Following Anatoly Yakunin, Major General Igor Zinoviev left his post as Chief of Moscow Criminal Investigation. In October, he was appointed head of the Department of Internal Affairs for Moscow’s Eastern District. Although MIA sources claimed that Zinoviev simply did not get on with Oleg Baranov, the reason might have been more complicated. TASS wrote that all Moscow Criminal Investigation Department officers had been laid off. This was meant to reorganize the criminal investigation department, increase efficiency and eliminate corruption. However, a CrimeRussia source claimed the information was false and our insider article was followed by an official denial from the authorities.
Besides, the version of top-level ‘cleansing’ has been proved by the recent resignations in August. Vladimir Putin then signed a decree to dismiss eight generals. Some of them are Major General Dmitry Shershakov (Deputy Head of the Main Directorate of the procedural oversight over anti-corruption campaign) and Vitaly Frolov (First Deputy Head of the Main Department for the Investigative Committee of Russia).
Other officials who lost their jobs are: Police Major General Vyacheslav Andreev (Bashkortostan MIA Deputy Head), Police Lieutenant General Vadim Antonov (Krasnoyarsk Region MIA Head), Police Lieutenant General Vasily Bykadorov (MIA Academy Deputy Head), Major General of internal service Pyotr Ivanov (Orenburg Head of Emergency Situations Ministry), Police Major General Alexey Laushkin (First Deputy Head of the Main Department of MIA Private Security).
It was then that Putin terminated the appointments of Samara Region Public Prosecutor Murat Kabaloev, Stavropol Region Public Prosecutor Yuri Turygin, Major General Aleksandr Tiskovsky (Tambov Region ICR Investigation Department Chief) and Colonel of Justice Vladimir Skvortsov (Krasnoyarsk Region ICR Deputy Head).

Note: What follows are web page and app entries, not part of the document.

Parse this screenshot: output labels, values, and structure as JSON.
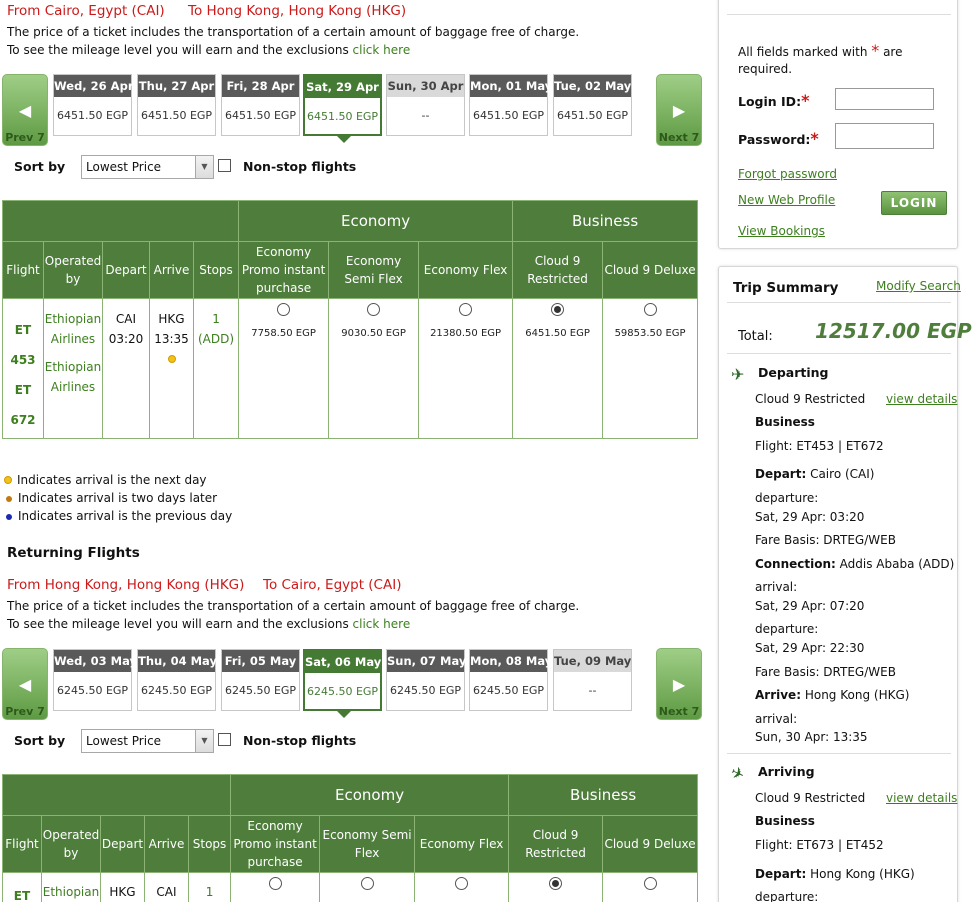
{
  "outbound": {
    "from": "From Cairo, Egypt (CAI)",
    "to": "To Hong Kong, Hong Kong (HKG)",
    "baggage_note": "The price of a ticket includes the transportation of a certain amount of baggage free of charge.",
    "mileage_note": "To see the mileage level you will earn and the exclusions",
    "click_here": "click here",
    "prev": "Prev 7",
    "next": "Next 7",
    "dates": [
      {
        "day": "Wed, 26 Apr",
        "price": "6451.50 EGP"
      },
      {
        "day": "Thu, 27 Apr",
        "price": "6451.50 EGP"
      },
      {
        "day": "Fri, 28 Apr",
        "price": "6451.50 EGP"
      },
      {
        "day": "Sat, 29 Apr",
        "price": "6451.50 EGP"
      },
      {
        "day": "Sun, 30 Apr",
        "price": "--"
      },
      {
        "day": "Mon, 01 May",
        "price": "6451.50 EGP"
      },
      {
        "day": "Tue, 02 May",
        "price": "6451.50 EGP"
      }
    ],
    "sort_label": "Sort by",
    "sort_value": "Lowest Price",
    "nonstop_label": "Non-stop flights",
    "cabins": {
      "economy": "Economy",
      "business": "Business"
    },
    "columns": [
      "Flight",
      "Operated by",
      "Depart",
      "Arrive",
      "Stops",
      "Economy Promo instant purchase",
      "Economy Semi Flex",
      "Economy Flex",
      "Cloud 9 Restricted",
      "Cloud 9 Deluxe"
    ],
    "row": {
      "flight1_a": "ET",
      "flight1_b": "453",
      "flight2_a": "ET",
      "flight2_b": "672",
      "op1": "Ethiopian Airlines",
      "op2": "Ethiopian Airlines",
      "dep_code": "CAI",
      "dep_time": "03:20",
      "arr_code": "HKG",
      "arr_time": "13:35",
      "stops": "1",
      "stops_via": "(ADD)",
      "fares": [
        "7758.50 EGP",
        "9030.50 EGP",
        "21380.50 EGP",
        "6451.50 EGP",
        "59853.50 EGP"
      ]
    }
  },
  "legend": {
    "next_day": "Indicates arrival is the next day",
    "two_days": "Indicates arrival is two days later",
    "prev_day": "Indicates arrival is the previous day"
  },
  "returning": {
    "heading": "Returning Flights",
    "from": "From Hong Kong, Hong Kong (HKG)",
    "to": "To Cairo, Egypt (CAI)",
    "baggage_note": "The price of a ticket includes the transportation of a certain amount of baggage free of charge.",
    "mileage_note": "To see the mileage level you will earn and the exclusions",
    "click_here": "click here",
    "prev": "Prev 7",
    "next": "Next 7",
    "dates": [
      {
        "day": "Wed, 03 May",
        "price": "6245.50 EGP"
      },
      {
        "day": "Thu, 04 May",
        "price": "6245.50 EGP"
      },
      {
        "day": "Fri, 05 May",
        "price": "6245.50 EGP"
      },
      {
        "day": "Sat, 06 May",
        "price": "6245.50 EGP"
      },
      {
        "day": "Sun, 07 May",
        "price": "6245.50 EGP"
      },
      {
        "day": "Mon, 08 May",
        "price": "6245.50 EGP"
      },
      {
        "day": "Tue, 09 May",
        "price": "--"
      }
    ],
    "sort_label": "Sort by",
    "sort_value": "Lowest Price",
    "nonstop_label": "Non-stop flights",
    "cabins": {
      "economy": "Economy",
      "business": "Business"
    },
    "columns": [
      "Flight",
      "Operated by",
      "Depart",
      "Arrive",
      "Stops",
      "Economy Promo instant purchase",
      "Economy Semi Flex",
      "Economy Flex",
      "Cloud 9 Restricted",
      "Cloud 9 Deluxe"
    ],
    "row": {
      "flight_a": "ET",
      "op": "Ethiopian",
      "dep_code": "HKG",
      "arr_code": "CAI",
      "stops": "1"
    }
  },
  "login": {
    "required_note_a": "All fields marked with",
    "required_star": "*",
    "required_note_b": "are",
    "required_note_c": "required.",
    "login_id": "Login ID:",
    "password": "Password:",
    "forgot": "Forgot password",
    "new_profile": "New Web Profile",
    "view_bookings": "View Bookings",
    "login_button": "LOGIN"
  },
  "trip": {
    "title": "Trip Summary",
    "modify": "Modify Search",
    "total_label": "Total:",
    "total_value": "12517.00 EGP",
    "departing": {
      "label": "Departing",
      "fare_name": "Cloud 9 Restricted",
      "view_details": "view details",
      "cabin": "Business",
      "flight": "Flight: ET453 | ET672",
      "depart_label": "Depart:",
      "depart_city": "Cairo (CAI)",
      "departure_label": "departure:",
      "departure_time": "Sat, 29 Apr: 03:20",
      "fare_basis": "Fare Basis: DRTEG/WEB",
      "connection_label": "Connection:",
      "connection_city": "Addis Ababa (ADD)",
      "arrival_label": "arrival:",
      "conn_arrival": "Sat, 29 Apr: 07:20",
      "departure_label2": "departure:",
      "conn_departure": "Sat, 29 Apr: 22:30",
      "fare_basis2": "Fare Basis: DRTEG/WEB",
      "arrive_label": "Arrive:",
      "arrive_city": "Hong Kong (HKG)",
      "arrival_label2": "arrival:",
      "arrival_time": "Sun, 30 Apr: 13:35"
    },
    "arriving": {
      "label": "Arriving",
      "fare_name": "Cloud 9 Restricted",
      "view_details": "view details",
      "cabin": "Business",
      "flight": "Flight: ET673 | ET452",
      "depart_label": "Depart:",
      "depart_city": "Hong Kong (HKG)",
      "departure_label": "departure:"
    }
  },
  "colors": {
    "brand_green": "#4e7d3c",
    "link_green": "#3d7f1f",
    "alert_red": "#cc1a1a",
    "total_green": "#4e7d3c"
  },
  "icons": [
    "prev-arrow-icon",
    "next-arrow-icon",
    "plane-depart-icon",
    "plane-arrive-icon",
    "next-day-dot-icon",
    "two-days-dot-icon",
    "prev-day-dot-icon"
  ]
}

This year’s wave of demotions did not spare Vasily Khristoforov (Head of FSB Office of Registration and Archives), Konstantin Kotenko (Kremlin’s Chief Property Manager), Aleksandr Fisun (Chief of Ministry of Defense’s Army Medical Department) and Aleksandr Savenkov (Deputy Minister of Internal Affairs, Head of MIA Investigation Department). Vladimir Putin was discontented with the fact that the above-mentioned officials had been elected academicians of the Russian Academy of Sciences (RAS) despite the President’s recommendation not to take part in the RAS election. On November 23, at a meeting of the Presidential Council for Science and Education, Vladimir Putin said the following: "I believe I'll have to give them a chance to do science, since, apparently, their academic work is much more important than some routine administrative tasks in the government structures." On November 28 the newly elected academics lost their jobs.
However, there have been certain officials this year who willingly said goodbye to their high posts. Among them is Aleksandr Skorobogatko, State Duma deputy of the 7th convocation. Just two months into the Duma’s work, the prominent businessman ranking 40 in Forbes’ Russia’s Richest list, owner of $2.3 billion, resigned in November. On December 2 Skorobogatko’s resignation was approved; no reasons for his resignation have been disclosed.
In fact, next year is going to yield new high-level resignations, which has been confirmed by Levada Center’s survey in December. 60% of the polled were confident that the resignation wave would go on, while 16% do not rule out a resignation of the Government.